> EXERCISE AIM: Provide the count of lines below that include the word "Área", without any accompanying remarks.

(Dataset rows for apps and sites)

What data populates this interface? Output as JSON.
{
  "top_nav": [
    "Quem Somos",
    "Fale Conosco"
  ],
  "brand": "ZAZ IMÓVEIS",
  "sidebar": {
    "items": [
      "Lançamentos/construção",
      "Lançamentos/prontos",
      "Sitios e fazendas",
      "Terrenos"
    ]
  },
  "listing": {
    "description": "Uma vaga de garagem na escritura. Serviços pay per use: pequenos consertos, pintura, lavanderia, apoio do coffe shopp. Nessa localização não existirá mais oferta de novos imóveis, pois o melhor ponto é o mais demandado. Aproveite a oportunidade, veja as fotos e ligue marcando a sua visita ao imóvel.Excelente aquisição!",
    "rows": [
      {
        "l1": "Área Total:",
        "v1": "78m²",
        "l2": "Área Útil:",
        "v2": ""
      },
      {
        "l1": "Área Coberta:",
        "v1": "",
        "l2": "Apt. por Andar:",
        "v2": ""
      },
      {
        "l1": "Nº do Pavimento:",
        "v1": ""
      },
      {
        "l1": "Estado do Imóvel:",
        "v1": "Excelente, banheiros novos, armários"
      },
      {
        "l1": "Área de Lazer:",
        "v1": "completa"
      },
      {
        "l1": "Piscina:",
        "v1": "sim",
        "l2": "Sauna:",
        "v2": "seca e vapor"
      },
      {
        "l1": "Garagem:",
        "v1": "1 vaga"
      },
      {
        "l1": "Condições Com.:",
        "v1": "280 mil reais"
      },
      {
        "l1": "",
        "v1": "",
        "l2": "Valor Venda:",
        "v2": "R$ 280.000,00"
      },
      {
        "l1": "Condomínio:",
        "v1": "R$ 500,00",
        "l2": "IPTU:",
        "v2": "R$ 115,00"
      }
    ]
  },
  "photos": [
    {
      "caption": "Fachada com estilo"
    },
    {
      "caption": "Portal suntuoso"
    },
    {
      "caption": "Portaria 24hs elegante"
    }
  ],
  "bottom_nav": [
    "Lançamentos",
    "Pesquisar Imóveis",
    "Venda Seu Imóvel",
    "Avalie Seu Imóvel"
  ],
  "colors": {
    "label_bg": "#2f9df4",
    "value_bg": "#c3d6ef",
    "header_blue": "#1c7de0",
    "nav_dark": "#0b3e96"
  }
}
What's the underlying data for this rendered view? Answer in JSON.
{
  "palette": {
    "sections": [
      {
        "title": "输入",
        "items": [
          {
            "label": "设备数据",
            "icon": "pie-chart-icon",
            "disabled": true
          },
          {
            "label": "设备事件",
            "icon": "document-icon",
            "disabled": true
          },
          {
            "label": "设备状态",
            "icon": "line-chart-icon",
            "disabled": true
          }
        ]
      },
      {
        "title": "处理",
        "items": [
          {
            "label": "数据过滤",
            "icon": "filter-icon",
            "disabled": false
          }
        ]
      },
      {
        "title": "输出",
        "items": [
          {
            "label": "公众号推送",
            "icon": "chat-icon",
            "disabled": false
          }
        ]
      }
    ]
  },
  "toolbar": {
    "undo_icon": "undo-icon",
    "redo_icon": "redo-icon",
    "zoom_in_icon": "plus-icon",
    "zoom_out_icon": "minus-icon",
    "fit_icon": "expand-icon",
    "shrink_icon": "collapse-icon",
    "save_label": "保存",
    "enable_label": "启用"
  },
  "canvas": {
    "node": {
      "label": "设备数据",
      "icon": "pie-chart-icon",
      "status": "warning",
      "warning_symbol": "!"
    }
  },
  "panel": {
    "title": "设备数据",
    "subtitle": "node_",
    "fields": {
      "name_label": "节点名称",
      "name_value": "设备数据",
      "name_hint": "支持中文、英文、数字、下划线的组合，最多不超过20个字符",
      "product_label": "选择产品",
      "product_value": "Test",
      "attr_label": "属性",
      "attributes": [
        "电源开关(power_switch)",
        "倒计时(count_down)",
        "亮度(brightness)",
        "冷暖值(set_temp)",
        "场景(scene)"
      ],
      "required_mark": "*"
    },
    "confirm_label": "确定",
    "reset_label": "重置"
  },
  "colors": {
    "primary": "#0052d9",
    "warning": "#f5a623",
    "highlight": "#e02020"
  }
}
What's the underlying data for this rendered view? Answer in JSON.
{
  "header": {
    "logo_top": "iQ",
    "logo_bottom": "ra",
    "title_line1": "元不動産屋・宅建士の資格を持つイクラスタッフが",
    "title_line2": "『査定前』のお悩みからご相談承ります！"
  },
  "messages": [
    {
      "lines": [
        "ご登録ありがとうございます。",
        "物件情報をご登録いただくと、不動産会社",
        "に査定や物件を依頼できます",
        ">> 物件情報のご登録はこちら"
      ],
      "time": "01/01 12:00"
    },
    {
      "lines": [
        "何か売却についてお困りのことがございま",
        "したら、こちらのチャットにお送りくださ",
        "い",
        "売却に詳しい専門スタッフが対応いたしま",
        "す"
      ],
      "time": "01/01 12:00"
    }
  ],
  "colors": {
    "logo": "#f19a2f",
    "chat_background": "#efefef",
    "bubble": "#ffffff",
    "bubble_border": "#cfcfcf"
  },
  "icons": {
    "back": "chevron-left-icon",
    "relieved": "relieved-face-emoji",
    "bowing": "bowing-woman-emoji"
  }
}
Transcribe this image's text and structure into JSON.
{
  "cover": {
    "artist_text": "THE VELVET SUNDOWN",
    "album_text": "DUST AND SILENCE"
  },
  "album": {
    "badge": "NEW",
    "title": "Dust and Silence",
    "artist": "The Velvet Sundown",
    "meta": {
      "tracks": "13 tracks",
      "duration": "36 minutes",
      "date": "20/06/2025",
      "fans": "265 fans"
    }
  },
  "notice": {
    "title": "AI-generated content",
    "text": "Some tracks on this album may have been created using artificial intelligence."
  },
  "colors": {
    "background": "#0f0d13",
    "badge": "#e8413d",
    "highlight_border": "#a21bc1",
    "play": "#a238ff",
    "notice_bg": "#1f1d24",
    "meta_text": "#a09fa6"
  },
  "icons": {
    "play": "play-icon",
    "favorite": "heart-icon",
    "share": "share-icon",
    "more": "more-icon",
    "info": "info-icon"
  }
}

> TASK OUTPUT: 4